Understanding Legal Dynamics in Family Disputes
Family disputes can be particularly tumultuous, especially when they involve inheritance issues. The reasons behind such conflicts are diverse and vary across families, societies, and nations. Moreover, such disputes are expected to impact on the social fabric and erode basic family values. Therefore, it is important that family law identifies legal-policy gaps and strives to address them.
This article critically analyzes legal-policy gaps and socio-economic dynamics causing inheritance-induced family disputes using a mixed research approach. It scrutinizes the perspectives of disputants involved in past family and property conflicts, as well as legal professionals dealing with those cases. The findings of this study demonstrate the ineffectiveness of statutory law and customary laws to address inheritance-induced disputes. They also highlight the prevalence of false eyewitness testimony and corruption in these cases, which exacerbate the conflict.
Inheritance-induced family disputes mainly involve the inheritance of valuable assets, such as land, family businesses, livestock, and homes. In addition, the escalation of these disputes is partly attributed to a decline in acquaintance and familial emotional ties. The rising tendency of families to prioritize their vested economic interests over the maintenance of interpersonal relationships is also a contributing factor. This trend is also aggravated by the increasing social admiration of corrupted judges, lawyers, and disputants who pay bribes to divert family decisions in their favor.
The analysis of this study indicates that despite the efforts of Ethiopian law makers to improve family and property laws, a substantial number of conflicts have persisted. This is mostly due to the conflict between statutory and customary inheritance laws. The 1960 Ethiopian Civil Code gave equal inheritance rights to all heirs regardless of gender or age, which clashed with customary inheritance practices and caused family feuds.
Furthermore, the legal system is overwhelmed by these conflicts and cannot adequately respond to them. This is a result of a shortage of court personnel, as well as a lack of financial resources to recruit additional staff and implement training programs. The limited availability of DNA tests in the country, and their impracticality abroad, limits the ability of courts to verify family ties. Consequently, it is common for disputants to falsify DNA test results and other eyewitness evidence in order to gain an advantage.

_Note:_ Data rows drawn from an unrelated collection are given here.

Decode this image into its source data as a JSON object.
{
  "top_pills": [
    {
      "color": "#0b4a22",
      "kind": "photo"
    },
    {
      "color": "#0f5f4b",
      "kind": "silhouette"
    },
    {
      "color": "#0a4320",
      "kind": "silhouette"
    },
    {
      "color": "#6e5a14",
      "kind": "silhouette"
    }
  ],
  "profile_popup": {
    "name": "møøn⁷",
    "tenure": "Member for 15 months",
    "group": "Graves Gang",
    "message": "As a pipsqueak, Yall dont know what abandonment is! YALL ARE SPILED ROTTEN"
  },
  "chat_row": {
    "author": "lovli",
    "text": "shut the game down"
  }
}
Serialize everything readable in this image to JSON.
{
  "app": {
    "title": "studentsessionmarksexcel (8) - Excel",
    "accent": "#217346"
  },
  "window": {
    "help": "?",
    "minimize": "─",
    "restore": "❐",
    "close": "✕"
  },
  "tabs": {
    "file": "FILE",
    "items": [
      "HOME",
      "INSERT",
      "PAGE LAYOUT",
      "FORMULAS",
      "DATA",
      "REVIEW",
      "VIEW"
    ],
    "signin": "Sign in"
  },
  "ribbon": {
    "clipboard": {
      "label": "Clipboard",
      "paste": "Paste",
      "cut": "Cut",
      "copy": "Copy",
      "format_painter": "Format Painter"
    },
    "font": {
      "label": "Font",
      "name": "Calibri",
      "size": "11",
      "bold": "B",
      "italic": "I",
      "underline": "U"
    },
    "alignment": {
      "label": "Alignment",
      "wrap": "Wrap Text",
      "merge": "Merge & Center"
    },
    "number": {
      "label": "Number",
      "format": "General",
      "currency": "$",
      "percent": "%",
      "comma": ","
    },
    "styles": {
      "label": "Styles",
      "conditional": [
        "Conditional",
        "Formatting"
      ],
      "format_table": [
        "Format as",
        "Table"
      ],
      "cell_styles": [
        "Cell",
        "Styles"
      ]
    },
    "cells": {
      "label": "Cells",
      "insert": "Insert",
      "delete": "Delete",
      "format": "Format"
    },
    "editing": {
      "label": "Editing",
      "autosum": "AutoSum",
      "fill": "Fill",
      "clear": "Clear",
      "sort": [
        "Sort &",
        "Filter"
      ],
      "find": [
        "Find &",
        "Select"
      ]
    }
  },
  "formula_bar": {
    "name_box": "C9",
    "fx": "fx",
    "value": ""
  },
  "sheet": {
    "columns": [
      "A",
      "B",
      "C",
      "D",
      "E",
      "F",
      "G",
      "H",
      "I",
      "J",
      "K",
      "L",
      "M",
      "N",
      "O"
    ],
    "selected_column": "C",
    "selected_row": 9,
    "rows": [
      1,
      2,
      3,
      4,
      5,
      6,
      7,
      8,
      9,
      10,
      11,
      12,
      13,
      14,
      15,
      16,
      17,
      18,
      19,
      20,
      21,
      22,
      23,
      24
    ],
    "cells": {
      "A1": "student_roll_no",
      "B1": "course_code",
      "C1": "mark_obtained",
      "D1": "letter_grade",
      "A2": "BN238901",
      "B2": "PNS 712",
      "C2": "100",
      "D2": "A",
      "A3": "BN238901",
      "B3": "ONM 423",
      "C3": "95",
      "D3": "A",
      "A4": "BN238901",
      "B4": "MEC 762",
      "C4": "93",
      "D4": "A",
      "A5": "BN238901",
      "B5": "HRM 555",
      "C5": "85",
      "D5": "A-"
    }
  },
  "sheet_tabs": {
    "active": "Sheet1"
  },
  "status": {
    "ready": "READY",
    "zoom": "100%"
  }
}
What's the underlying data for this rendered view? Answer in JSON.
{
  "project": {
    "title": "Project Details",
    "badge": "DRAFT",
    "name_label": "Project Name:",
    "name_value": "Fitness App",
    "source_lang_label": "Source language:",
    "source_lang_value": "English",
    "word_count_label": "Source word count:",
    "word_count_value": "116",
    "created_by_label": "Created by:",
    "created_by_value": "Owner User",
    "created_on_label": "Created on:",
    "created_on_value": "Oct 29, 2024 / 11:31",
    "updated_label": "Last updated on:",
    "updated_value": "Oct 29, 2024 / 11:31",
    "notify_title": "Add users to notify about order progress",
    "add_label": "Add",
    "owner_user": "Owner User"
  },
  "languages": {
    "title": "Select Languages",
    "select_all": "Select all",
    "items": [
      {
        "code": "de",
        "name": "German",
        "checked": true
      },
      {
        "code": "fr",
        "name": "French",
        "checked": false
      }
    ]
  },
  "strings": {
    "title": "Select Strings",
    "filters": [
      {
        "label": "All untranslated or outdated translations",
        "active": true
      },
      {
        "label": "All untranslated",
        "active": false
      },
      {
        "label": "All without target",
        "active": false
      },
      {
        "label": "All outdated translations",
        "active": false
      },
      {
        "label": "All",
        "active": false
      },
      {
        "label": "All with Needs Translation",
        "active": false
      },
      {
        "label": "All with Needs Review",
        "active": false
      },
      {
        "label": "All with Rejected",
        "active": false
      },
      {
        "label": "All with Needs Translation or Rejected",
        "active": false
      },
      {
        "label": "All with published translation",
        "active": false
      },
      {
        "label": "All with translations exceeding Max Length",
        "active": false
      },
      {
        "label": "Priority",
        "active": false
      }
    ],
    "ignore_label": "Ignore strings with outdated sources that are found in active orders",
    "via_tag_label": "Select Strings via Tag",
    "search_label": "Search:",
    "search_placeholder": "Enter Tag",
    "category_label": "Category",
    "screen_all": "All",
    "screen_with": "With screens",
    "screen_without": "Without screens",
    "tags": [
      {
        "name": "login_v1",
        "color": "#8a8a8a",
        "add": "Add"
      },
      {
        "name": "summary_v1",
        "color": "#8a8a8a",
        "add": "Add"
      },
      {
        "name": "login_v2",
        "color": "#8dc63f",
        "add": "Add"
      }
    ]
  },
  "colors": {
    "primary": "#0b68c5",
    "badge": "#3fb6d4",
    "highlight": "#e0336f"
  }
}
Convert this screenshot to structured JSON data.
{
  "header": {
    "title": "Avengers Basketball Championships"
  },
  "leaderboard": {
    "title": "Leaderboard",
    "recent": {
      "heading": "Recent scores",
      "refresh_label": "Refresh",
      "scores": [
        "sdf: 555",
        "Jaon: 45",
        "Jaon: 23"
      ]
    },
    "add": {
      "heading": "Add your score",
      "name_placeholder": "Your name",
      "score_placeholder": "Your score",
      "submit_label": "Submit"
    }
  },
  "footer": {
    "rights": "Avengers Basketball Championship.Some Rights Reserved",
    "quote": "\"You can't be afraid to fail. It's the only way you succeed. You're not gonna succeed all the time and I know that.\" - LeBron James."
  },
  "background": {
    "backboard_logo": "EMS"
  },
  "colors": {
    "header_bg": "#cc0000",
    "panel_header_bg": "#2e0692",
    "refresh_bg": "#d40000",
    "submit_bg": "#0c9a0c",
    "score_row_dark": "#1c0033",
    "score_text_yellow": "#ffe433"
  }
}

Lastly, the legal process can be emotionally draining on all parties, including family members. This can lead to tensions between family members and even strain their relationships, making it difficult to come up with a mutually acceptable solution to the dispute. In these situations, mediation is an option that may help the parties find a way out of the dispute without having to go to court. This option is usually cheaper than a trial, and it can help to reduce the stress of a legal case on the entire family. The use of mediation is not limited to cases involving property, but it can be used to resolve a number of other legal disputes as well.